From Toronto, Clara and I flew to Calgary, Alberta.
“Welcome to Calgary brother,” said Zane Aitken before offering me a firm handshake.
Zane, the son of Marie and Rocky, picked us up from the airport and drove us 2 hours south to his parent’s ranch in Clairsholm.
Driving down highway 2, the same road I took when I left Calgary on horseback in 2012 headed for Brazil, brought back a lot of memories. These were the first kilometers in my first journey. And now to be back to this area on route to my third long ride felt simply unbelievable… like I was in the middle of living a dream.
Before we pulled into the driveway I already saw our new home. The 1990 Ford Econoline was purchased by Marie and her husband just for our journey. She had sent photos of the old motorhome a few days before I left Brazil.
“Marie, I will never be able to thank you properly,” I said to her after we hugged.
“I know you would do the same for my children and I just love what you are doing,” the horsewoman and nurse said fixing her glasses.
Truth is, I really won’t be able to ever thank this family properly. Who does this? Who goes out of their way, spends their money, just to help another human being?
Marie and Rocky were about to change my life and my horses’.
At 25, when I rode out of the Centennial Stampede Rodeo on that scorching July morning in 2012, I had never gone on a long ride before. I had no idea where I would sleep that night never mind how I would actually manage to make it to Brazil alive.
All my equipment had to fit in my pack saddle and weigh less than 150 lbs. I travelled for 803 days, mostly alone, to my hometown in Brazil with the bare minimum. From my toothbrush to my underwear, to camera equipment, to horse medication, everything had to have a real value or it stayed behind.
This meant that if we couldn’t find water, my horses and I didn’t drink. It was both dangerous and painful – especially the solitude I endured at certain points.
On this expedition, Thanks to Marie and Rocky things will be different.
In the motorhome, driven by Clara, we will carry panels to build a corral for the horses every night, plus water, feed and hay and I will be able to sleep in a real bed and have a real shower.
I am so blessed to have these angels in my life.
Marie gave us the tour of our new home and Rocky went about explaining the mechanics.
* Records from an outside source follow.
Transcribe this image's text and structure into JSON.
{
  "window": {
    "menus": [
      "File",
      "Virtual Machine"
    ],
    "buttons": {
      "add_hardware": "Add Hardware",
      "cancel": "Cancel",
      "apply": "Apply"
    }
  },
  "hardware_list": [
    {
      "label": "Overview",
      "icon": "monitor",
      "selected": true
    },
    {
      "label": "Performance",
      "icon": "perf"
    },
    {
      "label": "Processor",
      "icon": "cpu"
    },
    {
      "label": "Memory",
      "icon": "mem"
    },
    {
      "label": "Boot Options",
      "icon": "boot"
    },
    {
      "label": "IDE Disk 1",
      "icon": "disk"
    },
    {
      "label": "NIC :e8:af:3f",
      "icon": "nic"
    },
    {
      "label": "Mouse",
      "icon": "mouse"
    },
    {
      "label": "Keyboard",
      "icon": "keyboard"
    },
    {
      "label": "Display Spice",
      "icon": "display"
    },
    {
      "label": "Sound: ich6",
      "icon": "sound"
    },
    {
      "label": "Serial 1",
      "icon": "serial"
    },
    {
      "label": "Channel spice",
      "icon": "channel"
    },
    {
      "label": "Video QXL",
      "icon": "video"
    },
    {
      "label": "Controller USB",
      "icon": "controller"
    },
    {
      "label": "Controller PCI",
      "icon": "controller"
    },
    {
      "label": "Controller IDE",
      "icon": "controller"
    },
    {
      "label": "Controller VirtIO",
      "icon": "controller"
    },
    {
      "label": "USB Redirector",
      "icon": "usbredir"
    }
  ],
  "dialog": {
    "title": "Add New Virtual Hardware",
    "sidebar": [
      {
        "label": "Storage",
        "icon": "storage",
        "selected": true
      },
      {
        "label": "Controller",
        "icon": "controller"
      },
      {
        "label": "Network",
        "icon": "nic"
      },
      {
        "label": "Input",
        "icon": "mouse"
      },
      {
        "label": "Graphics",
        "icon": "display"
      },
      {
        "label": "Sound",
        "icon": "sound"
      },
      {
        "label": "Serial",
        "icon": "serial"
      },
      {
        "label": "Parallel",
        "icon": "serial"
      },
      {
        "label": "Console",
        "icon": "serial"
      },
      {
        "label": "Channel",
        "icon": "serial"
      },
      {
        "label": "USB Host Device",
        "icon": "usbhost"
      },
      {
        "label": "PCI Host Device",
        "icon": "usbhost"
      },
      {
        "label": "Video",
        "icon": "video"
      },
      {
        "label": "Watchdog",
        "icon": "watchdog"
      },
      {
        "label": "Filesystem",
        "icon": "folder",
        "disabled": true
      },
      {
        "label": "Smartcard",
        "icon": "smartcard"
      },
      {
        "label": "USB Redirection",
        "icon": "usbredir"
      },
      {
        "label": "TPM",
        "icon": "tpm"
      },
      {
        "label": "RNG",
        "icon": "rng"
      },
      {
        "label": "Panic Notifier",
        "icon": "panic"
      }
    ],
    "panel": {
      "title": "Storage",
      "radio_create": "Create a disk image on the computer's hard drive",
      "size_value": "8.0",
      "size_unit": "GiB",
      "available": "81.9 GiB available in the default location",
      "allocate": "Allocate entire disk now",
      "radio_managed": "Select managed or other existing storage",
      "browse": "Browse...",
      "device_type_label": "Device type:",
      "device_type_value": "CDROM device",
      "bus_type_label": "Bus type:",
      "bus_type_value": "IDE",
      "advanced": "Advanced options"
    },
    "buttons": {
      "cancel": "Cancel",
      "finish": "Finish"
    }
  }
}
After a delicious steak dinner, we began unloading our clothing and equipment.
“Socks go here, shirts hang in that closet, food will go in this cabinet,” Clara fired off orders as I tried to keep up with her.
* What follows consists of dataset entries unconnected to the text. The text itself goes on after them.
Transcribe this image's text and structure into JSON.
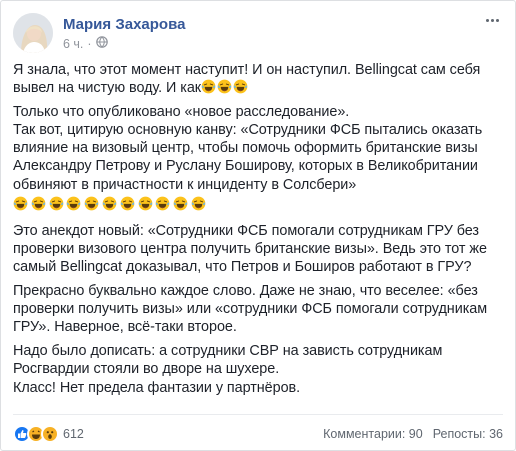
{
  "post": {
    "author": "Мария Захарова",
    "time": "6 ч.",
    "separator": "·",
    "privacy_icon": "globe-icon",
    "menu_icon": "more-options-icon"
  },
  "body": {
    "p1": "Я знала, что этот момент наступит! И он наступил. Bellingcat сам себя вывел на чистую воду. И как",
    "p2": "Только что опубликовано «новое расследование».\nТак вот, цитирую основную канву: «Сотрудники ФСБ пытались оказать влияние на визовый центр, чтобы помочь оформить британские визы Александру Петрову и Руслану Боширову, которых в Великобритании обвиняют в причастности к инциденту в Солсбери»",
    "p3": "Это анекдот новый: «Сотрудники ФСБ помогали сотрудникам ГРУ без проверки визового центра получить британские визы». Ведь это тот же самый Bellingcat доказывал, что Петров и Боширов работают в ГРУ?",
    "p4": "Прекрасно буквально каждое слово. Даже не знаю, что веселее: «без проверки получить визы» или «сотрудники ФСБ помогали сотрудникам ГРУ». Наверное, всё-таки второе.",
    "p5": "Надо было дописать: а сотрудники СВР на зависть сотрудникам Росгвардии стояли во дворе на шухере.\nКласс! Нет предела фантазии у партнёров."
  },
  "emoji": {
    "name": "laughing-tears-emoji",
    "inline_count": 3,
    "row_count": 11
  },
  "footer": {
    "reaction_icons": [
      "like-reaction-icon",
      "haha-reaction-icon",
      "wow-reaction-icon"
    ],
    "reaction_count": "612",
    "comments": "Комментарии: 90",
    "shares": "Репосты: 36"
  },
  "colors": {
    "author": "#365899",
    "text": "#1d2129",
    "meta": "#90949c",
    "like": "#1877f2",
    "haha": "#f7b125"
  }
}
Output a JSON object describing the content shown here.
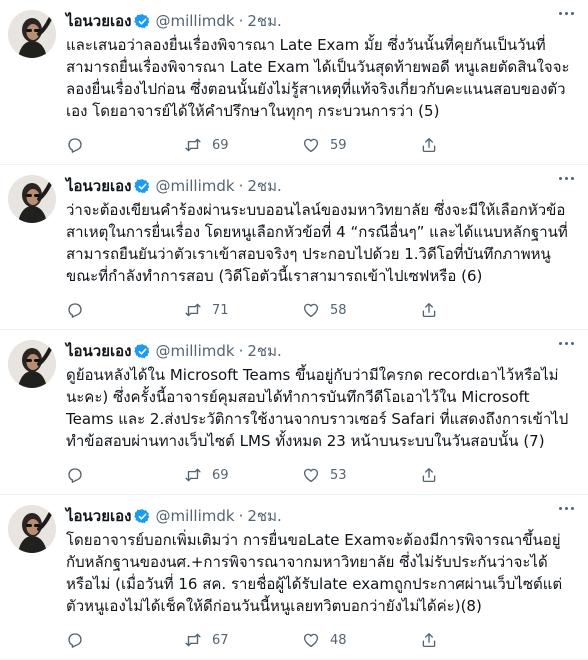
{
  "tweets": [
    {
      "name": "ไอนวยเอง",
      "handle": "@millimdk",
      "separator": "·",
      "time": "2ชม.",
      "text": "และเสนอว่าลองยื่นเรื่องพิจารณา Late Exam มั้ย ซึ่งวันนั้นที่คุยกันเป็นวันที่สามารถยื่นเรื่องพิจารณา Late Exam ได้เป็นวันสุดท้ายพอดี หนูเลยตัดสินใจจะลองยื่นเรื่องไปก่อน ซึ่งตอนนั้นยังไม่รู้สาเหตุที่แท้จริงเกี่ยวกับคะแนนสอบของตัวเอง โดยอาจารย์ได้ให้คำปรึกษาในทุกๆ กระบวนการว่า (5)",
      "retweets": "69",
      "likes": "59"
    },
    {
      "name": "ไอนวยเอง",
      "handle": "@millimdk",
      "separator": "·",
      "time": "2ชม.",
      "text": "ว่าจะต้องเขียนคำร้องผ่านระบบออนไลน์ของมหาวิทยาลัย ซึ่งจะมีให้เลือกหัวข้อสาเหตุในการยื่นเรื่อง โดยหนูเลือกหัวข้อที่ 4 “กรณีอื่นๆ” และได้แนบหลักฐานที่สามารถยืนยันว่าตัวเราเข้าสอบจริงๆ ประกอบไปด้วย 1.วิดีโอที่บันทึกภาพหนูขณะที่กำลังทำการสอบ (วิดีโอตัวนี้เราสามารถเข้าไปเซฟหรือ (6)",
      "retweets": "71",
      "likes": "58"
    },
    {
      "name": "ไอนวยเอง",
      "handle": "@millimdk",
      "separator": "·",
      "time": "2ชม.",
      "text": "ดูย้อนหลังได้ใน Microsoft Teams ขึ้นอยู่กับว่ามีใครกด recordเอาไว้หรือไม่นะคะ) ซึ่งครั้งนี้อาจารย์คุมสอบได้ทำการบันทึกวีดีโอเอาไว้ใน Microsoft Teams และ 2.ส่งประวัติการใช้งานจากบราวเซอร์ Safari ที่แสดงถึงการเข้าไปทำข้อสอบผ่านทางเว็บไซต์ LMS ทั้งหมด 23 หน้าบนระบบในวันสอบนั้น (7)",
      "retweets": "69",
      "likes": "53"
    },
    {
      "name": "ไอนวยเอง",
      "handle": "@millimdk",
      "separator": "·",
      "time": "2ชม.",
      "text": "โดยอาจารย์บอกเพิ่มเติมว่า การยื่นขอLate Examจะต้องมีการพิจารณาขึ้นอยู่กับหลักฐานของนศ.+การพิจารณาจากมหาวิทยาลัย ซึ่งไม่รับประกันว่าจะได้หรือไม่ (เมื่อวันที่ 16 สค. รายชื่อผู้ได้รับlate examถูกประกาศผ่านเว็บไซต์แต่ตัวหนูเองไม่ได้เช็คให้ดีก่อนวันนี้หนูเลยทวิตบอกว่ายังไม่ได้ค่ะ)(8)",
      "retweets": "67",
      "likes": "48"
    }
  ],
  "icons": {
    "avatar": "profile-avatar",
    "verified": "verified-badge-icon",
    "more": "more-options-icon",
    "reply": "reply-icon",
    "retweet": "retweet-icon",
    "like": "heart-icon",
    "share": "share-icon"
  },
  "colors": {
    "verified": "#1d9bf0",
    "secondary_text": "#536471",
    "divider": "#eff3f4"
  }
}
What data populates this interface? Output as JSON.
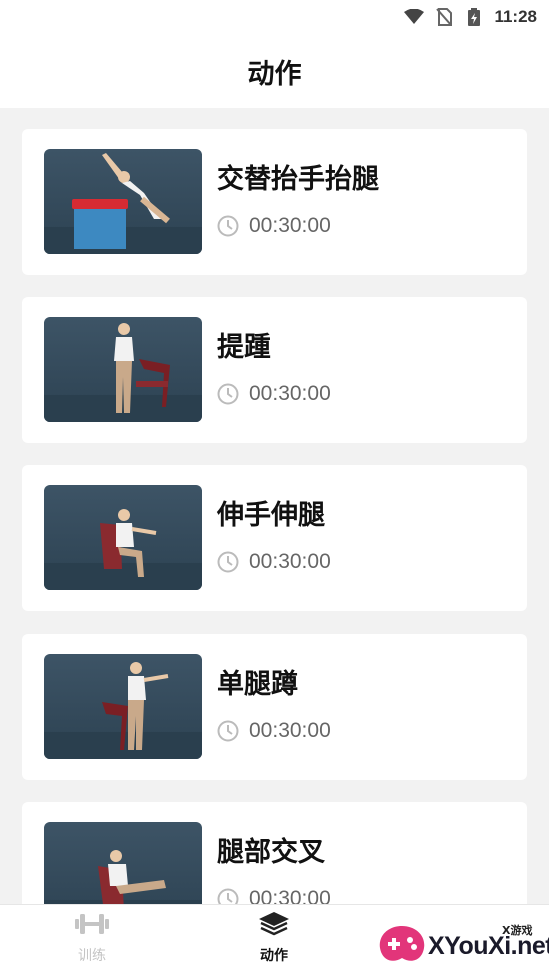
{
  "status_bar": {
    "time": "11:28",
    "icons": [
      "wifi-icon",
      "no-sim-icon",
      "battery-charging-icon"
    ]
  },
  "header": {
    "title": "动作"
  },
  "exercises": [
    {
      "title": "交替抬手抬腿",
      "duration": "00:30:00",
      "icon": "clock-icon"
    },
    {
      "title": "提踵",
      "duration": "00:30:00",
      "icon": "clock-icon"
    },
    {
      "title": "伸手伸腿",
      "duration": "00:30:00",
      "icon": "clock-icon"
    },
    {
      "title": "单腿蹲",
      "duration": "00:30:00",
      "icon": "clock-icon"
    },
    {
      "title": "腿部交叉",
      "duration": "00:30:00",
      "icon": "clock-icon"
    }
  ],
  "tabbar": {
    "tabs": [
      {
        "label": "训练",
        "icon": "dumbbell-icon",
        "active": false
      },
      {
        "label": "动作",
        "icon": "layers-icon",
        "active": true
      }
    ]
  },
  "watermark": {
    "text": "XYouXi.net",
    "sub": "X游戏"
  },
  "colors": {
    "background": "#f2f2f2",
    "card": "#ffffff",
    "muted": "#666666",
    "inactive_tab": "#c4c4c4"
  }
}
In the end, we had four empty bags and an organized motorhome. It felt exquisite.
The following morning we drove to Lethbridge to get the motorhome insured and certified. It should have been a simple process. Unfortunately, it turned into a nightmare. This is Journey America after all… nothing comes easy.
“Your motorhome has been written off sir, you need to take it through an inspection by a licensed technician before we can certify it,” a sour-faced man in his mid 40’s told Rocky.
It was a silent dinner back in Clairsholm.
Less than 24 hours after putting our socks into the drawers of our motorhome – our new home that we would inhabit for the next year and four months – we were taking them out and packing our bags again.
Just like that we no longer had a home.
“I talked to Marie and you guys need to get to those horses, take our truck and we will see what happens with the motorhome. If it passes the inspection next week we will drive it out and if it doesn’t you can borrow our truck and use it as a support vehicle,” said Rocky while we sat in their cozy home.
It was the only option. So we packed our things into the back of their white Ford F-150 and drove over the rocky mountains to southern British Columbia. The drive ended up being one of the most beautiful I have ever taken in my life. Clara and I took 2 days to drive the 731 kms, simply because we stopped so much to film and take photos. It was worth it.
“Welcome to Penticton you guys,” said Sara before we hugged tight.
She immediately began to cry. Her mare Deedee had passed away a few days earlier. She knew I understood her loss. Deedee was one of the horses she used to ride with me for a month into Nicaragua.
I immediately gave her a bottle of Crown Royal I had purchased for her and we picked up where we last left off.